R. C. W.
OF PAPER AND PARCHMENT. Various are the materials on which mankind, in different ages and countries have contrived to write their sentiments, as on stones, bricks, leaves of herbs and trees, thin rinds or
also on tables of wood, wax, and ivory; to which may be added plates of lead, linen rolls, &c. At length the Egyptian papyrus was invented, then parchment, afterwards cotton paper, and lastly, the common or linen paper. The Egyptian paper, which was principally used, according to the ancients, was made of a rush called papyrus, growing principally about the banks of the Nile, from whence the word paper is derived.
The honour of the invention of parchment is usually ascribed to Eumenes, king of Pergamus, who reigned about 245 A. C. though in reality that prince appears only to have improved the manner of preparing parchment, for the Persians are said to have used parchment, apwards of 300 before Christ. Paper from cotton rags, is a sort of paper that has been in use upwards of 800 years, as is shewn by Montfaucon, from several authorities. In the French king's library are MSS in this paper,
which, by the character and other circumstances, appear to be of the 10th century. Rees Cyclo. Britt.
This agrees with Guthrie, who says it was invented about the year 1000. Pide Tables.
FISHERMEN ON THE GANGES.

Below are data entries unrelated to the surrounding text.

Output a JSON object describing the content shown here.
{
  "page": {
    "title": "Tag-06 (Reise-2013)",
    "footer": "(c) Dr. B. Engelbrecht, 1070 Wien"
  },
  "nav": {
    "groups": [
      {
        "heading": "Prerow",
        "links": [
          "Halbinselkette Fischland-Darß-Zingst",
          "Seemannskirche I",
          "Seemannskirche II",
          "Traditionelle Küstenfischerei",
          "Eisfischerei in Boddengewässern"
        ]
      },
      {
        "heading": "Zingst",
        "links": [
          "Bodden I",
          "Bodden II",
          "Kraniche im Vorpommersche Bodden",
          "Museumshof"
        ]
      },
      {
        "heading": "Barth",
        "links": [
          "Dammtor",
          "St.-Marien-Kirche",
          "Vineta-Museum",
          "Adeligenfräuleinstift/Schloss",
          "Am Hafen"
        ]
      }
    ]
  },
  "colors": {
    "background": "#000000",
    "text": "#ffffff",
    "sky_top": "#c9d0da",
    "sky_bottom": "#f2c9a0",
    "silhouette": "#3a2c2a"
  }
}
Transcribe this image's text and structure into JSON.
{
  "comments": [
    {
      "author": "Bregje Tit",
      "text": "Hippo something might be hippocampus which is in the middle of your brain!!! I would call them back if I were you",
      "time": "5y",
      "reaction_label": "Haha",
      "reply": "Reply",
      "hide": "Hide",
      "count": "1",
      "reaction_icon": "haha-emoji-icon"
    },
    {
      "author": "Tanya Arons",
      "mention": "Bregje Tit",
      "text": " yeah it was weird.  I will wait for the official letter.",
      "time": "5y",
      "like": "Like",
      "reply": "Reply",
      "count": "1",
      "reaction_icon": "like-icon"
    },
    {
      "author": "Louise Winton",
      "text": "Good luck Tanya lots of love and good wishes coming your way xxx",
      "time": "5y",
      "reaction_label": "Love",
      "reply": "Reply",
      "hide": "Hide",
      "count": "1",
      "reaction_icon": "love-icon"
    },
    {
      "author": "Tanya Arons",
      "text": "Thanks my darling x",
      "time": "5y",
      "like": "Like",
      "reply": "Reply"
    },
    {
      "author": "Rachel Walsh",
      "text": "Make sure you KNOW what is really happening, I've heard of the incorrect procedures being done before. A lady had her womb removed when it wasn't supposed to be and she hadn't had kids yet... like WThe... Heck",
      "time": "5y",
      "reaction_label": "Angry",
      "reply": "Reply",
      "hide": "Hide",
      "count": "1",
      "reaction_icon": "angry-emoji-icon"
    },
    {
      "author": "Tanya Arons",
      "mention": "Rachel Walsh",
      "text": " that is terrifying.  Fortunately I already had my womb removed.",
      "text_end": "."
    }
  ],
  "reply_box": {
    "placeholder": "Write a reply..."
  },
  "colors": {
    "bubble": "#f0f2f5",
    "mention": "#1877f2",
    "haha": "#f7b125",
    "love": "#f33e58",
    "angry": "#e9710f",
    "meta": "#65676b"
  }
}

The fishermen are a finer race here than those in the neighbourhood of Calcutta, and their boats better. They have also large sieves, like those on the Hooghly; yet many circumstances in their equipments are extremely rude. Many have for sail a mat, or cloth, suspended between two bamboos, one on, each gunwale, like the New Zealanders; and one skiff passed us scudding under a yet simpler contrivance—two men standing up in her, and extending each a garment with bis feet and hands. I have seen some such representations of Cupids and Venuses on gems, but little thought that the thing had its prototype in real life, and was the practice of any modern boatman,
BEAUTIES OF AEBREW. Ir has been asserted by an eminent Hebrạist, and I believe the sentiment to be an incontrovertible truth, "that there never has been nor ever can be an Infidel perfectly acqnainted with the Original Language of the Old Testament," for such transcendent beauties, and peerless elegance, in that sacred language, adorn every part of Holy writ, that surely the most sceptical mind could not refrain from exclaiming, “ the hand that made it is Divine." VOL. II. 34 SERIES.
What has already been said in a former number of the Youths' Magazine, respecting the excellence of this inestimable and most interesting branch of knowledge, has rendered it unnecessary to expatiate on the importance of becoming acquainted with it; but with a view to support the testimony there given, and in the humble hope that it may be instrumental in keeping alive that desire of information on the subject, that appears to be enkindling in the breasts of some of the readers, I have selected the following, as a brief specimen of the inimitable beauties of that language.
As the rays of light in the morning break through the lattices of eastern chambers, the dawning of the day is called
O'Dyby The eyelids of the Morning Dawn. In the same figurative beauty of expression, a Bird is called
. Mighty Cedars
. An unworthy Son
, The Sea shore
. [yoke. A Sharp Rock
. Intimate Friends .
. Deserving of death .
. ASlanderer or evil-speaker w nA man of tongue. A Speaker i. An hundred years old iTjW nNO 13 A son of a hundred years. Thresher of Corn
floor, An Arrow or Archer
) . A hairy-man.
. An Ally
A , Thou shalt die noi no Dying thou shalt die.
,A master of the wing בעל כנף
.Cedars of God ארזי אל
.Lip of the sea שפת הים
.A man of lips איש שפתים . .
,Son of the door בן וני .
,Son of the bow בן נשת .Sons of the burningcoal בני רשף
.A master of hair בעל שער ,A master of covenant בעל ברית
ACCOUNT OF JERUSALEM. This eminent city, it is said, was founded by Melchisedek, the high priest, on the hills Moriah and Acra, B. C. 1981, and called by him Salem, (peace.) After sixty years it fell into
of the Jebusites, a tribe descended from Jebus, the